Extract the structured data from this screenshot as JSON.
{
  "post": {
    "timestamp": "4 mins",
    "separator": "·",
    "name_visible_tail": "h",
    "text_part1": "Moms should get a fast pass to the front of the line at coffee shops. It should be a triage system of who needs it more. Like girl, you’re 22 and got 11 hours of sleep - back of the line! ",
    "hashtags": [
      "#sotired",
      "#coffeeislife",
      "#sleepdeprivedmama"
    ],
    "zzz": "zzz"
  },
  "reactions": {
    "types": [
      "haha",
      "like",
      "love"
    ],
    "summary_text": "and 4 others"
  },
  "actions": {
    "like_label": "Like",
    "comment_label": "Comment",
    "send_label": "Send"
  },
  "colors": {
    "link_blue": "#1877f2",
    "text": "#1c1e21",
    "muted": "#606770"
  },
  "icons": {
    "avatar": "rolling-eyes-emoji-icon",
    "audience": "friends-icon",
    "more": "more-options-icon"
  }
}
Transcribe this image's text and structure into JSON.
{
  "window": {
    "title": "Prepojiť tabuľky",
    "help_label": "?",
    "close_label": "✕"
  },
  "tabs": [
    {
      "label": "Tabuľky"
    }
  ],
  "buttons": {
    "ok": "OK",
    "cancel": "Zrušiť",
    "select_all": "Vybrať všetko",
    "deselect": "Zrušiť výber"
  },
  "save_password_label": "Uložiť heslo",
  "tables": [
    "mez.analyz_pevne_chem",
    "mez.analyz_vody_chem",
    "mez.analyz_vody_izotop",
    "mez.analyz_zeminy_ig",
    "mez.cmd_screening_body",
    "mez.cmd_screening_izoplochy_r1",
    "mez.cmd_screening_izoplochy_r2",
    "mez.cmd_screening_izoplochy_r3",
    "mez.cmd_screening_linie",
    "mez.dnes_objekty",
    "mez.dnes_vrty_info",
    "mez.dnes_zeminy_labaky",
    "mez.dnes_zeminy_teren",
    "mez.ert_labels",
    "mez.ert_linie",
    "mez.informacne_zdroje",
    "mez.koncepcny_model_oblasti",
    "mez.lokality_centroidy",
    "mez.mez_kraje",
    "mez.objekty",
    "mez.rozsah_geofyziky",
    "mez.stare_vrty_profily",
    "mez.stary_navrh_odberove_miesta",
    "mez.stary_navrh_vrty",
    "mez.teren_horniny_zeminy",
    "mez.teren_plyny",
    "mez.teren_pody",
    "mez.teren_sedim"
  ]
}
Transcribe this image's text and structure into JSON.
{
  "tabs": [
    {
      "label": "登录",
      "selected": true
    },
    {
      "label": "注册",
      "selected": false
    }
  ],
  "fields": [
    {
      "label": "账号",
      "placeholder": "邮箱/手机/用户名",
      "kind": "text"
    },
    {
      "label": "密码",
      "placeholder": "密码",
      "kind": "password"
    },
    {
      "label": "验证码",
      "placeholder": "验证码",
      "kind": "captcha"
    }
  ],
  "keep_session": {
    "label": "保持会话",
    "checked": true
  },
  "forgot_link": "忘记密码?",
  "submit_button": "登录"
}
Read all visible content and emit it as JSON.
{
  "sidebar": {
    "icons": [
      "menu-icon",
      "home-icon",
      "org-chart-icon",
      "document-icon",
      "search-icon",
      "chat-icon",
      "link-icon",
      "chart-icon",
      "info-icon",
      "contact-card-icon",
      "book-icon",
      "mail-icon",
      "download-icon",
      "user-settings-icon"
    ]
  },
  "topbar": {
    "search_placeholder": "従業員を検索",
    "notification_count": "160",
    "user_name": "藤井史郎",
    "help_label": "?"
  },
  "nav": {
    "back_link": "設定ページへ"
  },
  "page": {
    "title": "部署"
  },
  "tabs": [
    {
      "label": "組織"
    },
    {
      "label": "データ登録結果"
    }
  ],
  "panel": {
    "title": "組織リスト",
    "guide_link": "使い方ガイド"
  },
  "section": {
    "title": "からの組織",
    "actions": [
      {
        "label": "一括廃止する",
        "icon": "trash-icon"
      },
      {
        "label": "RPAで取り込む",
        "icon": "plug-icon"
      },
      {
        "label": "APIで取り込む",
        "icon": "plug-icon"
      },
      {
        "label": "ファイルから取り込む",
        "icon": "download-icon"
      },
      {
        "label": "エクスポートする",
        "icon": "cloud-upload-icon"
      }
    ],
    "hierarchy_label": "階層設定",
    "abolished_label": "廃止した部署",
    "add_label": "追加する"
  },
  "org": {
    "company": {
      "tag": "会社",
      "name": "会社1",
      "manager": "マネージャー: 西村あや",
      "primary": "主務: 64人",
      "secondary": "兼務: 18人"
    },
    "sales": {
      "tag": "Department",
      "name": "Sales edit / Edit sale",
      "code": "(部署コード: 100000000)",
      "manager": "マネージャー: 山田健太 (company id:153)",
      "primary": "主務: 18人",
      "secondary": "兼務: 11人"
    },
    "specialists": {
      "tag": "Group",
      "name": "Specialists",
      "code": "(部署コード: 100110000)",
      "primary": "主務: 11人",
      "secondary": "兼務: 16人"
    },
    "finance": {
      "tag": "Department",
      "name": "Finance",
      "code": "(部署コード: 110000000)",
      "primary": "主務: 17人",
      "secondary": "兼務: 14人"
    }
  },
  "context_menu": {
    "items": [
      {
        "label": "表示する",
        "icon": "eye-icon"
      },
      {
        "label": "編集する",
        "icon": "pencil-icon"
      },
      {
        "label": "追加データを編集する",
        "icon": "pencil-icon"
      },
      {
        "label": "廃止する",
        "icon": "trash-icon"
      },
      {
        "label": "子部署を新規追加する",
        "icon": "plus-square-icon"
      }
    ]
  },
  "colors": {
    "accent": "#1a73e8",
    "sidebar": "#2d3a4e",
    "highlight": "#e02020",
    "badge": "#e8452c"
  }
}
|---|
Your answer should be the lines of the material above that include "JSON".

▶ _Exercise result_:
Extract the structured data from this screenshot as JSON.
Transcribe this image's text and structure into JSON.
Transcribe this image's text and structure into JSON.
Read all visible content and emit it as JSON.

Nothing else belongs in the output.